■ REQUIRED ACTION: What is the number of lines in these records with "Power" in them? Answer with that number only.

■ PROVIDED INFORMATION:
○ ○ ○
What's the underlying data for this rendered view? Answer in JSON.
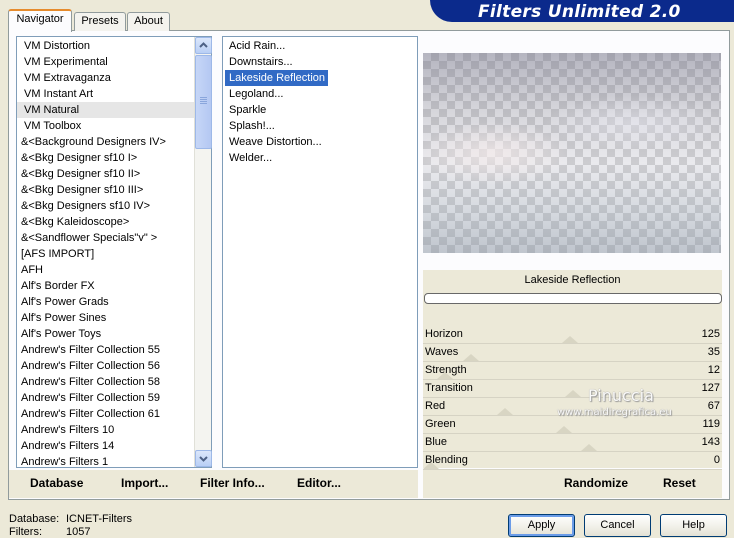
{
  "app": {
    "title": "Filters Unlimited 2.0"
  },
  "tabs": [
    {
      "label": "Navigator"
    },
    {
      "label": "Presets"
    },
    {
      "label": "About"
    }
  ],
  "categories": {
    "items": [
      "VM Distortion",
      "VM Experimental",
      "VM Extravaganza",
      "VM Instant Art",
      "VM Natural",
      "VM Toolbox",
      "&<Background Designers IV>",
      "&<Bkg Designer sf10 I>",
      "&<Bkg Designer sf10 II>",
      "&<Bkg Designer sf10 III>",
      "&<Bkg Designers sf10 IV>",
      "&<Bkg Kaleidoscope>",
      "&<Sandflower Specials\"v\" >",
      "[AFS IMPORT]",
      "AFH",
      "Alf's Border FX",
      "Alf's Power Grads",
      "Alf's Power Sines",
      "Alf's Power Toys",
      "Andrew's Filter Collection 55",
      "Andrew's Filter Collection 56",
      "Andrew's Filter Collection 58",
      "Andrew's Filter Collection 59",
      "Andrew's Filter Collection 61",
      "Andrew's Filters 10",
      "Andrew's Filters 14",
      "Andrew's Filters 1"
    ],
    "selected_index": 4
  },
  "filters": {
    "items": [
      "Acid Rain...",
      "Downstairs...",
      "Lakeside Reflection",
      "Legoland...",
      "Sparkle",
      "Splash!...",
      "Weave Distortion...",
      "Welder..."
    ],
    "selected_index": 2
  },
  "preview": {
    "filter_name": "Lakeside Reflection"
  },
  "parameters": [
    {
      "label": "Horizon",
      "value": "125",
      "fraction": 0.49
    },
    {
      "label": "Waves",
      "value": "35",
      "fraction": 0.14
    },
    {
      "label": "Strength",
      "value": "12",
      "fraction": 0.05
    },
    {
      "label": "Transition",
      "value": "127",
      "fraction": 0.5
    },
    {
      "label": "Red",
      "value": "67",
      "fraction": 0.26
    },
    {
      "label": "Green",
      "value": "119",
      "fraction": 0.47
    },
    {
      "label": "Blue",
      "value": "143",
      "fraction": 0.56
    },
    {
      "label": "Blending",
      "value": "0",
      "fraction": 0.0
    }
  ],
  "watermark": {
    "name": "Pinuccia",
    "site": "www.maidiregrafica.eu"
  },
  "left_commands": {
    "database": "Database",
    "import": "Import...",
    "filter_info": "Filter Info...",
    "editor": "Editor..."
  },
  "right_commands": {
    "randomize": "Randomize",
    "reset": "Reset"
  },
  "footer": {
    "database_label": "Database:",
    "database_value": "ICNET-Filters",
    "filters_label": "Filters:",
    "filters_value": "1057"
  },
  "buttons": {
    "apply": "Apply",
    "cancel": "Cancel",
    "help": "Help"
  }
}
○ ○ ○
■ THE ANSWER: 3